Is Microsoft Office adware? Wikipedia defines adware as "any software package which automatically plays, displays, or downloads advertising material to a computer after the software is installed on it or while the application is being used."
In Microsoft Office Professional 2003's help, a search for "APA" (a popular documentation style) brings up two links labeled Microsoft Office Marketplace.
A click on the link opens a web page where the item is available for a fee. Also, there's a banner advertisement from Dell.
A search in Office's help for "print" leads to the brief article "Print more than one copy" with two up-selling links for Office 2007.
By the way, clicking either promotion launches Internet Explorer even when Firefox is the default browser. The reason is the Office help runs an embedded Internet Explorer showing a page from office.microsoft.com. Despite the technical explanation, it can be confusing and inconvenient for the user to use a non-default browser.
On Microsoft.com, Sandi Hardmeier, MVP, concludes her adware definition, "Ads are not bad by themselves but they become a problem when they are unauthorized. Unfortunately, many adware programs do not give users enough notice or control." In Office, where is the "notice or control"? A workaround is to search the Offline Help instead of the default Microsoft Office Online.
Could Office be spyware? Microsoft defines spyware as "software that performs certain behaviors such as advertising." Microsoft continues:
That does not mean all software that provides ads or tracks your online activities is bad. For example, you might sign up for a free music service, but you "pay" for the service by agreeing to receive targeted ads. If you understand the terms and agree to them, you may have decided that it is a fair tradeoff. You might also agree to let the company track your online activities to determine which ads to show you.

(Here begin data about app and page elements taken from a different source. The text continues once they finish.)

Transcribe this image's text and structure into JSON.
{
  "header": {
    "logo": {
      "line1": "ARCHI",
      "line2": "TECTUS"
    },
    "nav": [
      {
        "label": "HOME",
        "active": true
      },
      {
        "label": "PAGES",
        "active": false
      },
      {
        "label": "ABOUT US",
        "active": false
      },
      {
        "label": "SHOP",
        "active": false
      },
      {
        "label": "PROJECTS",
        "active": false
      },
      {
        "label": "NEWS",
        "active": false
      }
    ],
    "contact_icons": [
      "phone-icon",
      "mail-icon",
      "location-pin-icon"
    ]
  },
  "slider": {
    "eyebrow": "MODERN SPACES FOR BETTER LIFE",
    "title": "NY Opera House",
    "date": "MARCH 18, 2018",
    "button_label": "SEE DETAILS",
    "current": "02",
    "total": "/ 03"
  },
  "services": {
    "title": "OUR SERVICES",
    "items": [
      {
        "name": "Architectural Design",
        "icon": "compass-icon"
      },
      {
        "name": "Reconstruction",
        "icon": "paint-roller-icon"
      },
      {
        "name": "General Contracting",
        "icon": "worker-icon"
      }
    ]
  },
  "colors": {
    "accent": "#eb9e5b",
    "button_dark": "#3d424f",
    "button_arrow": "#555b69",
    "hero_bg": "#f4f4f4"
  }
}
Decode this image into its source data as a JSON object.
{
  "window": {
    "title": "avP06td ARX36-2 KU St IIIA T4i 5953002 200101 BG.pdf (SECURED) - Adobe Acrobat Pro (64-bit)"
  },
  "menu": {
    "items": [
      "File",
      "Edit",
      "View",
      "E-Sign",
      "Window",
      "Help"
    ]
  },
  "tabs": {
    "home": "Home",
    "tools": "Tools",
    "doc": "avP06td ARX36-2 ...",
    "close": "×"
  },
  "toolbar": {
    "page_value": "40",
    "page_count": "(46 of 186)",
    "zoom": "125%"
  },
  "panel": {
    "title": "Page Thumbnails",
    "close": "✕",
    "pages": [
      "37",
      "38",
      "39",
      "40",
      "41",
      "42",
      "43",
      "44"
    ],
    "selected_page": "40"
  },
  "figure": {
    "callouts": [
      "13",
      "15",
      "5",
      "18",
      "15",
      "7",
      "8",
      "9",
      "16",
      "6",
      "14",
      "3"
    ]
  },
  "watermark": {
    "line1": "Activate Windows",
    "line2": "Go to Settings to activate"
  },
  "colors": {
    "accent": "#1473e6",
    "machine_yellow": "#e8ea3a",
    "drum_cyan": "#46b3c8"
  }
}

Basically, spyware includes adware, but not all ads are bad. Are ads bad about after paying for an Office license?
Another part of spyware is tracking. The Office 2003 EULA (.PDF and .XPS wrapped in .EXE) states:
CONSENT TO USE OF DATA. You agree that Microsoft and its affiliates may collect and use technical information gathered as part of the product support services provided to you, if any, related to the Software. Microsoft may use this information solely to improve our products or to provide customized services or technologies to you and will not disclose this information in a form that personally identifies you.
While in Office the collected information is not personal, the EULA does not mention disabling collection.
The Office Privacy Statement admits the use of tracking cookies. While cookies are normal and generally harmless, it is unusual to require cookies or to use them in a desktop application. If cookies are disabled in Internet Explorer, the Office help fails.
In conclusion, Office 2003 does display ads, and certain parts require cookies. While these are a normal and healthy part of the web, it is, at least, unusual for a commercial desktop application.